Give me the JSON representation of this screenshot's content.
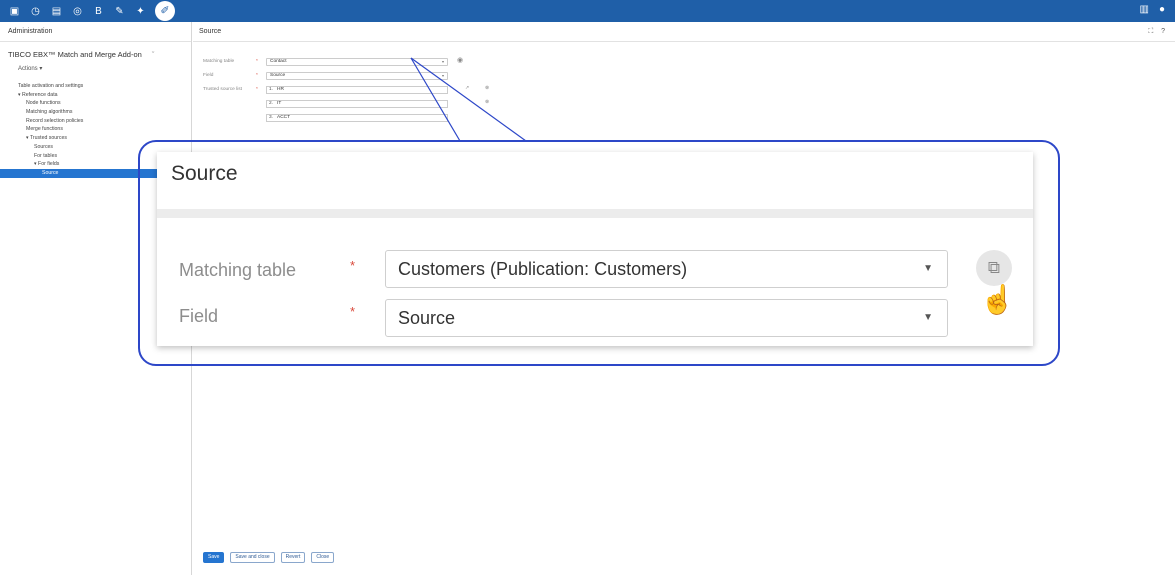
{
  "topbar": {
    "icons": [
      "dataset-icon",
      "clock-icon",
      "document-icon",
      "globe-icon",
      "bold-icon",
      "edit-doc-icon",
      "pin-icon",
      "wrench-icon"
    ],
    "right_icons": [
      "grid-icon",
      "user-icon"
    ]
  },
  "sidebar": {
    "header": "Administration",
    "addon_title": "TIBCO EBX™ Match and Merge Add-on",
    "actions_label": "Actions ▾",
    "items": [
      {
        "label": "Table activation and settings",
        "indent": 0
      },
      {
        "label": "▾ Reference data",
        "indent": 0
      },
      {
        "label": "Node functions",
        "indent": 1
      },
      {
        "label": "Matching algorithms",
        "indent": 1
      },
      {
        "label": "Record selection policies",
        "indent": 1
      },
      {
        "label": "Merge functions",
        "indent": 1
      },
      {
        "label": "▾ Trusted sources",
        "indent": 1
      },
      {
        "label": "Sources",
        "indent": 2
      },
      {
        "label": "For tables",
        "indent": 2
      },
      {
        "label": "▾ For fields",
        "indent": 2
      },
      {
        "label": "Source",
        "indent": 3,
        "selected": true
      }
    ]
  },
  "main": {
    "header": "Source",
    "header_icons": [
      "expand-icon",
      "help-icon"
    ],
    "form": {
      "matching_table_label": "Matching table",
      "matching_table_value": "Contact",
      "field_label": "Field",
      "field_value": "Source",
      "trusted_label": "Trusted source list",
      "trusted_items": [
        {
          "num": "1.",
          "value": "HR"
        },
        {
          "num": "2.",
          "value": "IT"
        },
        {
          "num": "3.",
          "value": "ACCT"
        }
      ],
      "required_mark": "*"
    },
    "buttons": {
      "save": "Save",
      "save_close": "Save and close",
      "revert": "Revert",
      "close": "Close"
    }
  },
  "zoom": {
    "title": "Source",
    "matching_table_label": "Matching table",
    "matching_table_value": "Customers (Publication: Customers)",
    "field_label": "Field",
    "field_value": "Source",
    "required_mark": "*",
    "open_icon": "external-link-icon",
    "cursor_icon": "hand-pointer-icon"
  },
  "colors": {
    "topbar": "#1f5fa8",
    "accent": "#2575d0",
    "callout": "#2d47c8",
    "required": "#d9493b"
  }
}
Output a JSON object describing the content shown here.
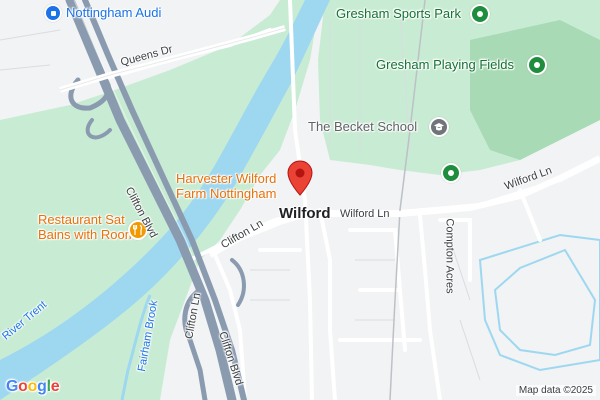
{
  "map": {
    "places": {
      "nottingham_audi": "Nottingham Audi",
      "gresham_sports_park": "Gresham Sports Park",
      "gresham_playing_fields": "Gresham Playing Fields",
      "becket_school": "The Becket School",
      "harvester_line1": "Harvester Wilford",
      "harvester_line2": "Farm Nottingham",
      "restaurant_line1": "Restaurant Sat",
      "restaurant_line2": "Bains with Rooms",
      "wilford": "Wilford"
    },
    "roads": {
      "queens_dr": "Queens Dr",
      "clifton_blvd_1": "Clifton Blvd",
      "clifton_blvd_2": "Clifton Blvd",
      "clifton_ln_1": "Clifton Ln",
      "clifton_ln_2": "Clifton Ln",
      "wilford_ln_1": "Wilford Ln",
      "wilford_ln_2": "Wilford Ln",
      "compton_acres": "Compton Acres",
      "fairham_brook": "Fairham Brook",
      "river_trent": "River Trent"
    },
    "icons": {
      "audi": "car-icon",
      "sports_park": "park-icon",
      "playing_fields": "park-icon",
      "school": "school-icon",
      "harvester": "location-pin-icon",
      "restaurant": "restaurant-icon",
      "unnamed_green": "park-icon"
    },
    "logo": "Google",
    "attribution": "Map data ©2025"
  },
  "colors": {
    "background": "#f1f3f4",
    "park": "#c8ebd3",
    "park_dark": "#a8dab5",
    "water": "#9ed7f0",
    "highway": "#8a9bb0",
    "road": "#ffffff",
    "pin_red": "#ea4335"
  }
}
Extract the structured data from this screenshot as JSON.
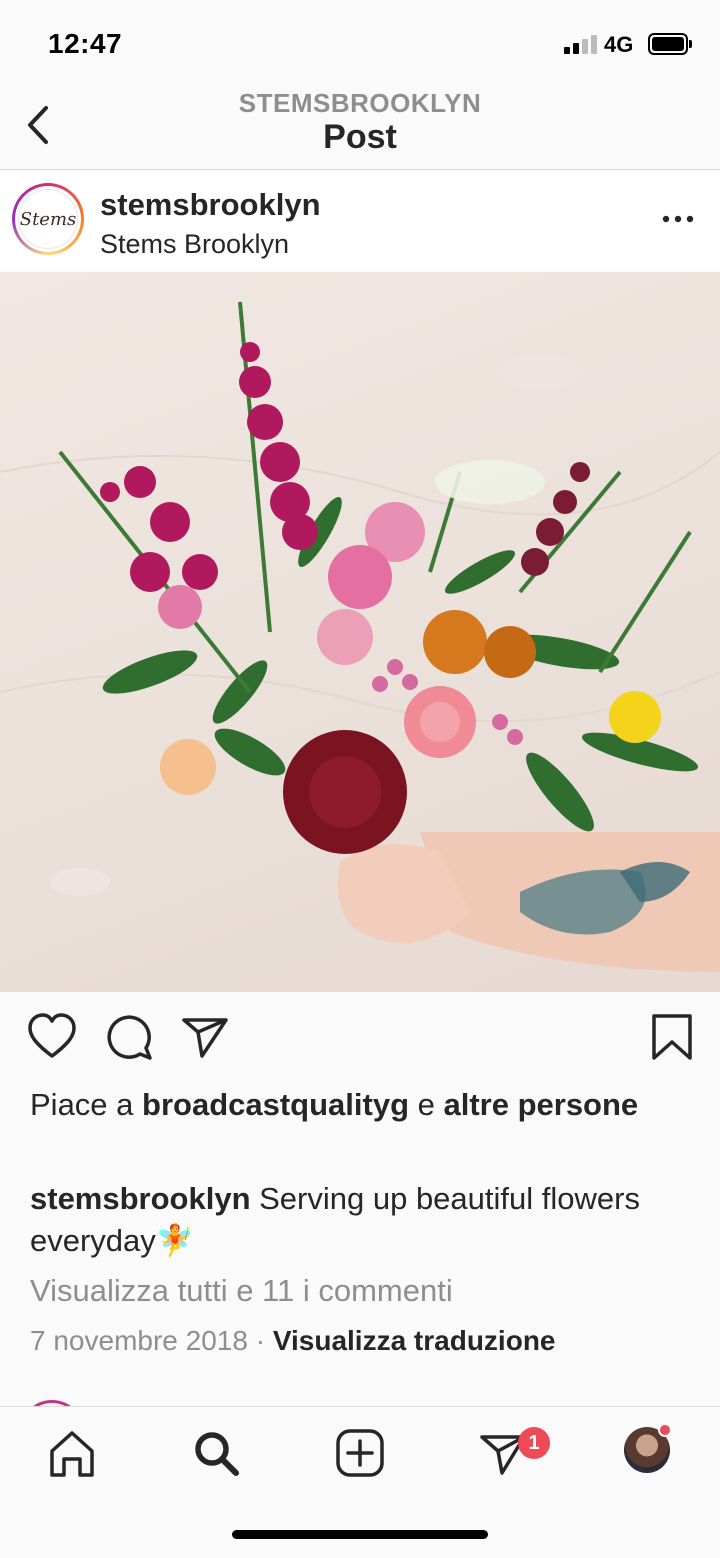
{
  "status_bar": {
    "time": "12:47",
    "network": "4G"
  },
  "header": {
    "subtitle": "STEMSBROOKLYN",
    "title": "Post"
  },
  "post": {
    "avatar_text": "Stems",
    "username": "stemsbrooklyn",
    "location": "Stems Brooklyn",
    "likes": {
      "prefix": "Piace a ",
      "user": "broadcastqualityg",
      "middle": " e ",
      "others": "altre persone"
    },
    "caption": {
      "user": "stemsbrooklyn",
      "text": " Serving up beautiful flowers everyday",
      "emoji": "🧚"
    },
    "view_comments": "Visualizza tutti e 11 i commenti",
    "date": "7 novembre 2018",
    "separator": " · ",
    "translate": "Visualizza traduzione"
  },
  "tab_bar": {
    "tabs": [
      "home-icon",
      "search-icon",
      "add-post-icon",
      "activity-icon",
      "profile-avatar"
    ],
    "activity_badge": "1"
  },
  "colors": {
    "accent_badge": "#ed4956",
    "text_primary": "#262626",
    "text_secondary": "#8e8e8e"
  }
}
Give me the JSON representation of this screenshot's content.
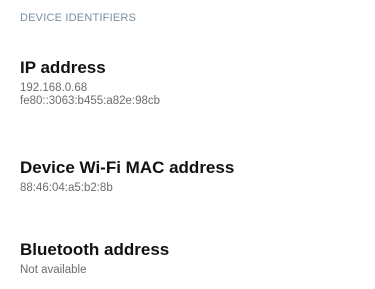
{
  "section": {
    "header": "DEVICE IDENTIFIERS"
  },
  "items": [
    {
      "title": "IP address",
      "values": [
        "192.168.0.68",
        "fe80::3063:b455:a82e:98cb"
      ]
    },
    {
      "title": "Device Wi-Fi MAC address",
      "values": [
        "88:46:04:a5:b2:8b"
      ]
    },
    {
      "title": "Bluetooth address",
      "values": [
        "Not available"
      ]
    }
  ]
}
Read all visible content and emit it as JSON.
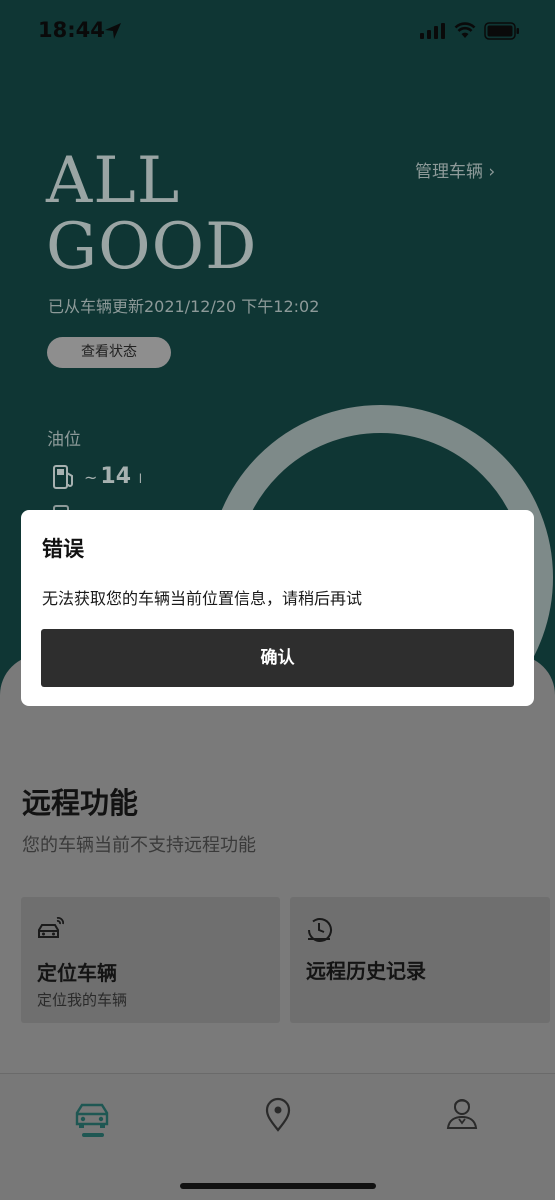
{
  "status_bar": {
    "time": "18:44"
  },
  "hero": {
    "title_line1": "ALL",
    "title_line2": "GOOD",
    "manage_link": "管理车辆 ›",
    "update_text": "已从车辆更新2021/12/20 下午12:02",
    "status_button": "查看状态",
    "fuel_label": "油位",
    "fuel_tilde": "~",
    "fuel_value": "14",
    "fuel_unit": "l"
  },
  "remote": {
    "title": "远程功能",
    "subtitle": "您的车辆当前不支持远程功能",
    "cards": [
      {
        "title": "定位车辆",
        "subtitle": "定位我的车辆",
        "icon": "car-locate-icon"
      },
      {
        "title": "远程历史记录",
        "icon": "history-clock-icon"
      }
    ]
  },
  "tabbar": {
    "tabs": [
      {
        "icon": "car-icon",
        "active": true
      },
      {
        "icon": "location-pin-icon",
        "active": false
      },
      {
        "icon": "concierge-person-icon",
        "active": false
      }
    ]
  },
  "dialog": {
    "title": "错误",
    "message": "无法获取您的车辆当前位置信息，请稍后再试",
    "confirm_label": "确认"
  },
  "colors": {
    "hero_bg": "#0f3634",
    "dialog_button": "#2e2e2e",
    "accent_tab": "#1f5753"
  }
}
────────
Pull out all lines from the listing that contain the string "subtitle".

    "subtitle": "STEMSBROOKLYN",
    "subtitle": "您的车辆当前不支持远程功能",
        "subtitle": "定位我的车辆",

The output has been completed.